═══ Supplied material

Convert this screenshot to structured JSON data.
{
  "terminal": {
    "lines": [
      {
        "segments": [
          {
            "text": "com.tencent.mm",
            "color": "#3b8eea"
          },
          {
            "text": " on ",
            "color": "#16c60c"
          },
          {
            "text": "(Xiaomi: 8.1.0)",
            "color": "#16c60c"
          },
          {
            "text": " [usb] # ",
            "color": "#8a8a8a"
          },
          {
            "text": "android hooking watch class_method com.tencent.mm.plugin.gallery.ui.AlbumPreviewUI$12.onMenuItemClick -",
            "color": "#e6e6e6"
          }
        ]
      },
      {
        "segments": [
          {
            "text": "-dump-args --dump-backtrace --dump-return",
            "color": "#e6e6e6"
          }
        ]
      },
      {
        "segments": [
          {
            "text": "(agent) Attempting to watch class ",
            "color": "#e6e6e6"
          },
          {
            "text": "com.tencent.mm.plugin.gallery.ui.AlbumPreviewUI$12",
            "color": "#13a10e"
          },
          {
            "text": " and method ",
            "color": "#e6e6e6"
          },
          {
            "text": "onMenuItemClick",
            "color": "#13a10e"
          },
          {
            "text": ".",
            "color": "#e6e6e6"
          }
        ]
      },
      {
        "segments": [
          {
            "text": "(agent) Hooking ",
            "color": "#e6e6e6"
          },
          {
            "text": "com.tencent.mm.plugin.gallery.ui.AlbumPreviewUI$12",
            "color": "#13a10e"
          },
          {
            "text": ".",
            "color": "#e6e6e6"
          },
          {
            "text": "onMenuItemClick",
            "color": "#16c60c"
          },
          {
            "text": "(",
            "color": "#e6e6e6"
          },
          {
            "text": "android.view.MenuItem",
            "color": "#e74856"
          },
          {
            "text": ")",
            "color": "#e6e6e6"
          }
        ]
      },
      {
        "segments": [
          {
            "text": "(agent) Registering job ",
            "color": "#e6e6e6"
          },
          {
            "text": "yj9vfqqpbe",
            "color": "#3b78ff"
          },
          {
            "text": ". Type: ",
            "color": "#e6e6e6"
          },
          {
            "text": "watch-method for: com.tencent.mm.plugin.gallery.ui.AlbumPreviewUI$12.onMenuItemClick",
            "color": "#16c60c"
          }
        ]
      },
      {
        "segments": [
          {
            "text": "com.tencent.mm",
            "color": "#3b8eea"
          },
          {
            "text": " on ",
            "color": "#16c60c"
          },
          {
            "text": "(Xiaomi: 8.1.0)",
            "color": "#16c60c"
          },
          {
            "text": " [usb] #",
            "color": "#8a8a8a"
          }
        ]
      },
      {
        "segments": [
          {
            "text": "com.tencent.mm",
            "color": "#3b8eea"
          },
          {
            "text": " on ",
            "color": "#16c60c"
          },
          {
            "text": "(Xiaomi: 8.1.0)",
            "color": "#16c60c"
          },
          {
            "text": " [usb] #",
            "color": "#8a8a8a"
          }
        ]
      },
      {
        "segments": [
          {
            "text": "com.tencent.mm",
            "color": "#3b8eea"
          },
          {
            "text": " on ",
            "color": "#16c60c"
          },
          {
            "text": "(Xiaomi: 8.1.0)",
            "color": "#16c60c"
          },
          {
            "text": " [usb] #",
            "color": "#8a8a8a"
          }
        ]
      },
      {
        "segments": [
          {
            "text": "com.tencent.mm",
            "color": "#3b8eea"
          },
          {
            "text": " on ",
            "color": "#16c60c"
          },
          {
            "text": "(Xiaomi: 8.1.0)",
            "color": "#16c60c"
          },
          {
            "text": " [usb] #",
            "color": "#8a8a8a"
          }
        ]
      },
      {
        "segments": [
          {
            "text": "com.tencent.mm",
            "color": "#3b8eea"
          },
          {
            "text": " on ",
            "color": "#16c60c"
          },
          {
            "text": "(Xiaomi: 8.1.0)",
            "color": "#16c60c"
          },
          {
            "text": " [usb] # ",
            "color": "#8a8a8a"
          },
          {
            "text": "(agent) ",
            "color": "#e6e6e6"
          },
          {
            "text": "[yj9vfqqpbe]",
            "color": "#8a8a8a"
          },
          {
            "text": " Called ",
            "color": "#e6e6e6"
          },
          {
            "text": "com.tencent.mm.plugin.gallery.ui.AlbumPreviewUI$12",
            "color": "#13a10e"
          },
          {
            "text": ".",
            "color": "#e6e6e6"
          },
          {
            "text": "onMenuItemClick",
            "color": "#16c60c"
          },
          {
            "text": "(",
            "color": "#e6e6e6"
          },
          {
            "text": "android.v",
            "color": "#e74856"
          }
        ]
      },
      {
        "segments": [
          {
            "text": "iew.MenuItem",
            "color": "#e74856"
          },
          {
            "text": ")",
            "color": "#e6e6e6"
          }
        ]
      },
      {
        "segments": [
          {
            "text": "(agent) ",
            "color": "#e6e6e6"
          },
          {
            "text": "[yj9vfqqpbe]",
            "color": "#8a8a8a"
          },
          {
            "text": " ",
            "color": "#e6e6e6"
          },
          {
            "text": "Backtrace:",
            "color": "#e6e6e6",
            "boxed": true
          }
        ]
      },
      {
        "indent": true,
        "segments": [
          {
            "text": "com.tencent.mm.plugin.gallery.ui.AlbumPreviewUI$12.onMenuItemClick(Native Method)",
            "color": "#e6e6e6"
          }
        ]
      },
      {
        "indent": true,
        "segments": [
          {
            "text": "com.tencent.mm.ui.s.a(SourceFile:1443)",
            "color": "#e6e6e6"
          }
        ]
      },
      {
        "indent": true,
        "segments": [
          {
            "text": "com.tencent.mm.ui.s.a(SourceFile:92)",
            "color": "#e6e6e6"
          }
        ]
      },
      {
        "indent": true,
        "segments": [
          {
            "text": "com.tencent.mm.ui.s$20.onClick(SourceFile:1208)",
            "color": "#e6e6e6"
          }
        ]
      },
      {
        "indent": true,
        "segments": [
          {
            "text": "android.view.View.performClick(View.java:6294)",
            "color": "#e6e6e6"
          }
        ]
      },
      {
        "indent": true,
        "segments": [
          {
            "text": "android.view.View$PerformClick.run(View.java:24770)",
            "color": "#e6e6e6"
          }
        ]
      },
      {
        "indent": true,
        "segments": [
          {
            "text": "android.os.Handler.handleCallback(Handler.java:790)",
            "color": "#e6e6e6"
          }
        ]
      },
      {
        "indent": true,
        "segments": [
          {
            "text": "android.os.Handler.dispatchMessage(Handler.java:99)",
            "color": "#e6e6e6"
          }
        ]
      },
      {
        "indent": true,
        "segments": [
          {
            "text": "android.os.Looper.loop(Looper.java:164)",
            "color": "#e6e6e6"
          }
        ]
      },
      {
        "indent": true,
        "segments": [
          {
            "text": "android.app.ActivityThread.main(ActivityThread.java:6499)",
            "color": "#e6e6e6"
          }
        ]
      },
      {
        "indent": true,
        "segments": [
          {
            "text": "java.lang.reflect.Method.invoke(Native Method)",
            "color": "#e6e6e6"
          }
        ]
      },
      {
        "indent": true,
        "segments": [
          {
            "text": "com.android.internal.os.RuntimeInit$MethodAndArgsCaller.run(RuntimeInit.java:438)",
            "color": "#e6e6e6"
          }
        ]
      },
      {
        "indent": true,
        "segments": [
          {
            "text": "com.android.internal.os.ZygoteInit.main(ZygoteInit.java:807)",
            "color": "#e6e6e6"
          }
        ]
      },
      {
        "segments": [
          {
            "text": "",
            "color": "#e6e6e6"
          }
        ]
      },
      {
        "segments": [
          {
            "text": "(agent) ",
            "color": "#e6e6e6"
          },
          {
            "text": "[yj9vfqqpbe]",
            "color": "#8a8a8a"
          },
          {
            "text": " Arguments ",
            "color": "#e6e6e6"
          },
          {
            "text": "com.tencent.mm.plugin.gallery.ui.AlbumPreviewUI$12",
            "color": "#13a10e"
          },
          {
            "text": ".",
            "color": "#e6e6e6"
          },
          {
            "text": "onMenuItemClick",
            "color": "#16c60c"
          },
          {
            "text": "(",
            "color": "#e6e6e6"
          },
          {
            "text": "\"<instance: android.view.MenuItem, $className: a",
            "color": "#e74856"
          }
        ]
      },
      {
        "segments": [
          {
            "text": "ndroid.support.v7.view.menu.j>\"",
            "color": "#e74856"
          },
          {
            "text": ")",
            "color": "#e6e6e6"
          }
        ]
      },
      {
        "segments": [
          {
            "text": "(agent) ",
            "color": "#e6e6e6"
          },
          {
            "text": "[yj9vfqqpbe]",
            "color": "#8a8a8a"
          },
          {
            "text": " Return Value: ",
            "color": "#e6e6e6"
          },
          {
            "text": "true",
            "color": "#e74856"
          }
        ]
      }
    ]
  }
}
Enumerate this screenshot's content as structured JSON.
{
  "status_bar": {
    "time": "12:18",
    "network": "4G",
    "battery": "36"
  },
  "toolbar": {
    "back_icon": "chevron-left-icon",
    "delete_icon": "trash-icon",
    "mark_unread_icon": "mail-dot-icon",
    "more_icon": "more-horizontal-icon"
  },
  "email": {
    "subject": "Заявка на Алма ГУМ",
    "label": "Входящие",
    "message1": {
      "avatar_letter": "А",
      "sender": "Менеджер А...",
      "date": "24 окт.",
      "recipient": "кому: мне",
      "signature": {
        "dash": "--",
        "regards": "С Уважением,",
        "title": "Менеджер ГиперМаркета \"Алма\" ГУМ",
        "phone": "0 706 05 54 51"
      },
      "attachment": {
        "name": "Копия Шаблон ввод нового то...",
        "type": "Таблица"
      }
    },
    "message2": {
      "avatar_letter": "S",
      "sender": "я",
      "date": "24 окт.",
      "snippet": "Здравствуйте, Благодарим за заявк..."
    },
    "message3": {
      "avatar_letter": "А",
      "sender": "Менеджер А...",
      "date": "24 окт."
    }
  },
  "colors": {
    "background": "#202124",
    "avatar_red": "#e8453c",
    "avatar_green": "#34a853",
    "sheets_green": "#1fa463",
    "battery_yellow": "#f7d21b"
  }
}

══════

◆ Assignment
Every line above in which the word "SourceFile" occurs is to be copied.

◆ Worked solution
            "text": "com.tencent.mm.ui.s.a(SourceFile:1443)",
            "text": "com.tencent.mm.ui.s.a(SourceFile:92)",
            "text": "com.tencent.mm.ui.s$20.onClick(SourceFile:1208)",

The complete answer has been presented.